Stenhouse wins in Iowa
The breakthrough was provided by Ricky Stenhouse Jr.—and it wasn’t a fluke either.
Stenhouse held off the only Cup points contenders in the field, Carl Edwards and Brad Keselowski, and became the first Nationwide regular to pick up a victory since Justin Allgaier won at Bristol in March of 2010.
“I think it feels good for the Nationwide guys. I don’t think we’re the only Nationwide regular that’s going to win a race this year,” Stenhouse said. “To be that first one it feels good.”
Edwards, who won the Sprint All-Star Race at Charlotte on Saturday night, fell behind his Roush-Fenway teammate with 18 laps to go and finished second.
Keselowski, who captured the inaugural Nationwide event at Iowa in 2009, was third, followed by Reed Sorenson and Elliott Sadler.
Kenny Wallace, whose brother Rusty designed Iowa’s 7/8th-mile oval, joined Jason Keller as the only drivers to run 500 Nationwide races. He finished a season-best sixth.
Roush-Fenway teammates Stenhouse and Edwards swapped the lead a number of times down the stretch, but Stenhouse slipped free late and beat Edwards by over four seconds.
Stenhouse came out on top after the 17th and final lead change of the race and earned his first victory in 51 starts, giving the entire Nationwide series a boost in the process.
“I’m very happy for Ricky,” Keselowski said. “It’s good to see a Nationwide regular come out there and win a race.”
It’s been a little while.”
Allgaier, who started in the back after wrecking his main car in practice, stayed out while others were pitting and took a brief lead about 40 laps from the finish. Brian Scott then spun out in front of the leaders, drawing out a caution flag that put Edwards back in front with Stenhouse.
Given recent history, it seemed inevitable that Edwards would eventually grab the lead and pull off the weekend sweep. But it was Stenhouse’s No. 6 car that proved to be the strongest.
“The Mustang was just so fast all day. I was babying there for a little while and riding around with Carl, but I think when I drove it hard, it would take it,” Stenhouse said.
Edwards didn’t crumple the No. 60 car like he did to the No. 99 after winning the All-Star Race Saturday night, but in hindsight he might have tweaked it a bit too much during a late pit stop.
“I asked for some adjustments that I probably should have not asked for and Ricky was able to hold on for the win. I think our cars were about the same speed. He was just out front, and man he was wheeling it,” Edwards said.
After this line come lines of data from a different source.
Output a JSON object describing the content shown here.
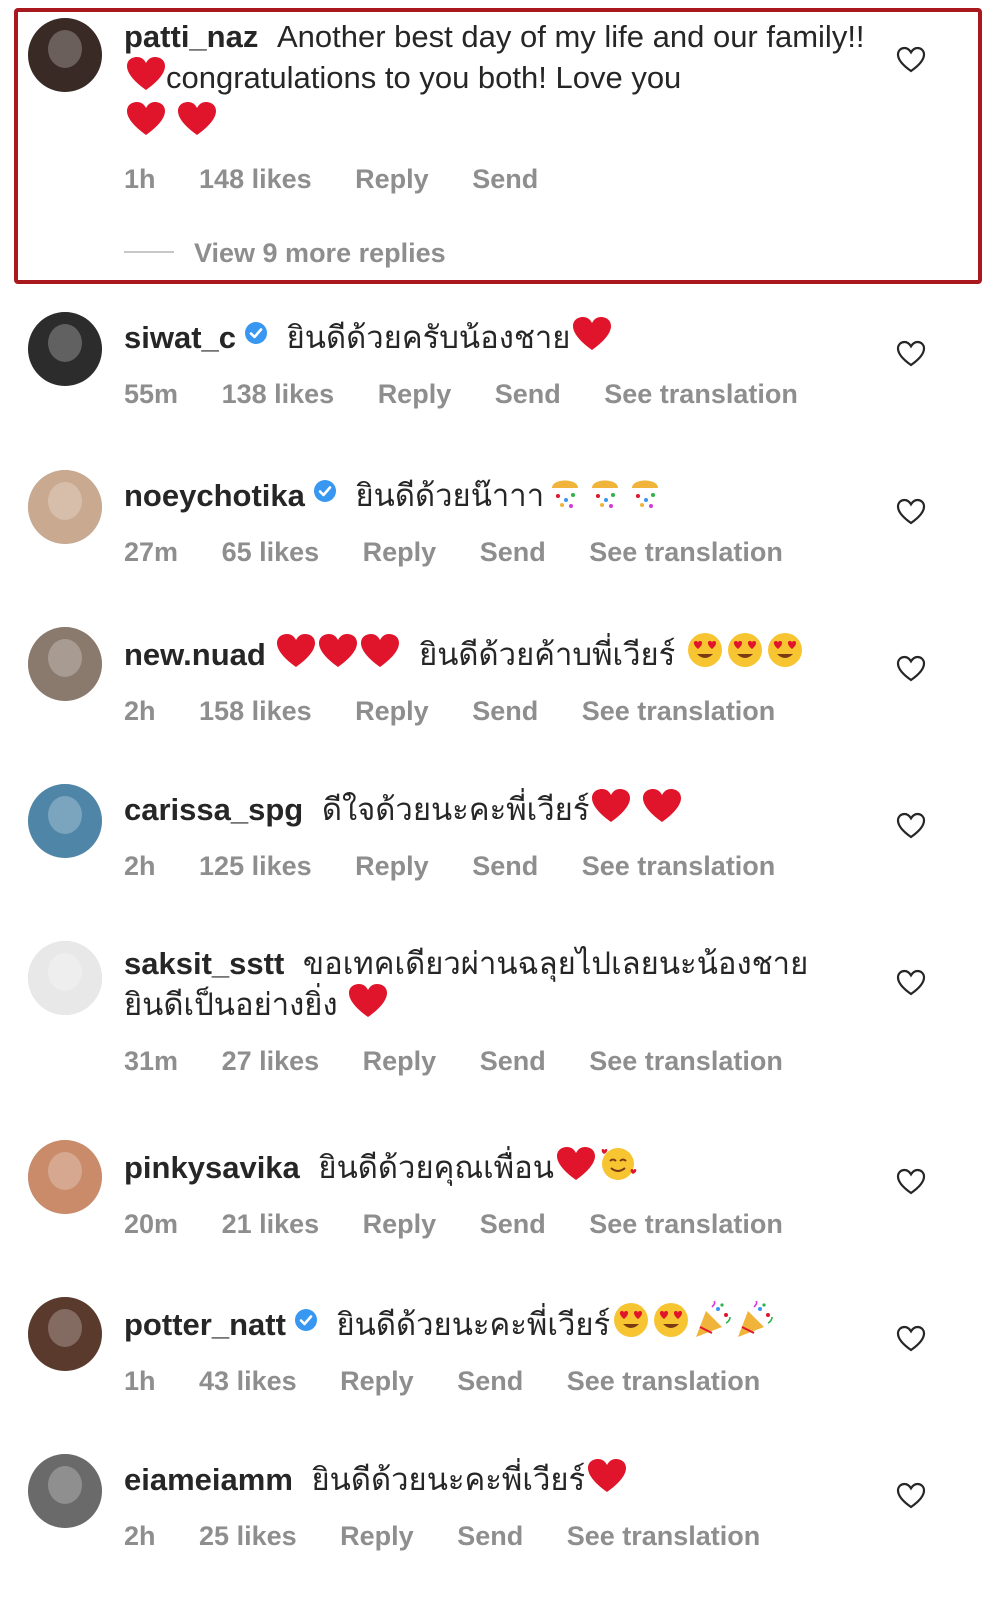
{
  "labels": {
    "reply": "Reply",
    "send": "Send",
    "see_translation": "See translation",
    "view_replies": "View 9 more replies"
  },
  "comments": [
    {
      "username": "patti_naz",
      "verified": false,
      "text": "Another best day of my life and our family!!",
      "text2": "congratulations to you both! Love you",
      "time": "1h",
      "likes": "148 likes",
      "translation": false,
      "avatar_color": "#3a2a25"
    },
    {
      "username": "siwat_c",
      "verified": true,
      "text": "ยินดีด้วยครับน้องชาย",
      "time": "55m",
      "likes": "138 likes",
      "translation": true,
      "avatar_color": "#2c2c2c"
    },
    {
      "username": "noeychotika",
      "verified": true,
      "text": "ยินดีด้วยน๊าาา",
      "time": "27m",
      "likes": "65 likes",
      "translation": true,
      "avatar_color": "#c9a98f"
    },
    {
      "username": "new.nuad",
      "verified": false,
      "text": "ยินดีด้วยค้าบพี่เวียร์",
      "time": "2h",
      "likes": "158 likes",
      "translation": true,
      "avatar_color": "#8a7a6e"
    },
    {
      "username": "carissa_spg",
      "verified": false,
      "text": "ดีใจด้วยนะคะพี่เวียร์",
      "time": "2h",
      "likes": "125 likes",
      "translation": true,
      "avatar_color": "#4f86a8"
    },
    {
      "username": "saksit_sstt",
      "verified": false,
      "text": "ขอเทคเดียวผ่านฉลุยไปเลยนะน้องชาย",
      "text2": "ยินดีเป็นอย่างยิ่ง",
      "time": "31m",
      "likes": "27 likes",
      "translation": true,
      "avatar_color": "#e8e8e8"
    },
    {
      "username": "pinkysavika",
      "verified": false,
      "text": "ยินดีด้วยคุณเพื่อน",
      "time": "20m",
      "likes": "21 likes",
      "translation": true,
      "avatar_color": "#c98b6a"
    },
    {
      "username": "potter_natt",
      "verified": true,
      "text": "ยินดีด้วยนะคะพี่เวียร์",
      "time": "1h",
      "likes": "43 likes",
      "translation": true,
      "avatar_color": "#5b3a2e"
    },
    {
      "username": "eiameiamm",
      "verified": false,
      "text": "ยินดีด้วยนะคะพี่เวียร์",
      "time": "2h",
      "likes": "25 likes",
      "translation": true,
      "avatar_color": "#6a6a6a"
    }
  ],
  "colors": {
    "highlight": "#a8181c",
    "verified": "#3897f0",
    "heart": "#e0152b",
    "muted": "#8e8e8e"
  },
  "icons": {
    "like": "heart-outline-icon",
    "emoji_heart": "red-heart-emoji",
    "emoji_love": "heart-eyes-emoji",
    "emoji_party": "party-popper-emoji",
    "emoji_confetti": "confetti-ball-emoji",
    "emoji_smile_hearts": "smiling-face-with-hearts-emoji"
  }
}
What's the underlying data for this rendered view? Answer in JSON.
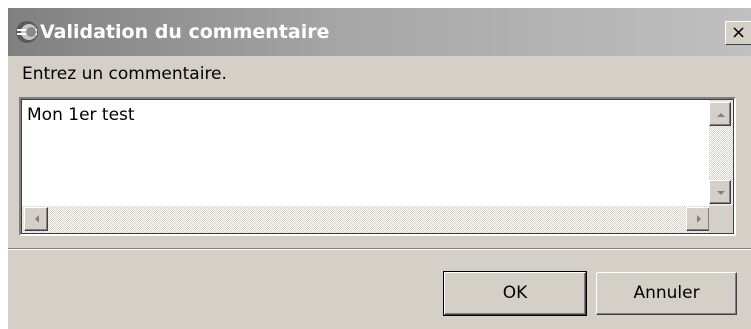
{
  "window": {
    "title": "Validation du commentaire",
    "close_glyph": "×",
    "title_icon": "app-icon"
  },
  "dialog": {
    "prompt": "Entrez un commentaire.",
    "comment_value": "Mon 1er test"
  },
  "buttons": {
    "ok_label": "OK",
    "cancel_label": "Annuler"
  },
  "colors": {
    "titlebar_start": "#808080",
    "titlebar_end": "#c0c0c0",
    "face": "#d4d0c8"
  }
}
The field was set on owner’s points with qualifying rained out. That put Drew Herring of Joe Gibbs Racing on the pole, even though Herring hadn’t run a Nationwide race all year until he got to Iowa.
Herring started strong, leading for the first 38 laps before being passed Michael McDowell in Kyle Busch’s No. 18 Toyota. McDowell led for 19 laps, more than double the total he had in 72 previous series starts.
Predictably, both faded. They finished well, though, with McDowell taking seventh and Herring clearing in 12th.
Sunday also marked the first time three women ran the same Nationwide race. Veteran Jennifer Jo Cobb started along with the Cope twins, Angela and Amber, who were making their series debuts.
Both Copes ran into trouble midway through the race, spinning out in similar fashion. Cobb was 26th, Angela finished 28th and Amber was 32nd.
This was the first of two Nationwide events at Iowa this season after the relatively new track drew strong crowds for solo races in 2009 and 2010. The track drew another sellout crowd Sunday, and officials are optimistic they could draw even more fans for the second race in August.
The Iowa Speedway didn’t need to lean on the Sprint Cup stars to sell tickets, either, so it proved to be the perfect spot for a Nationwide driver like Stenhouse to celebrate a milestone win.
“We’ve had fast cars. we just haven’t been able to seal the deal,” Stenhouse said. “We weren’t the fastest car in practice this week, but we had a car that could race.”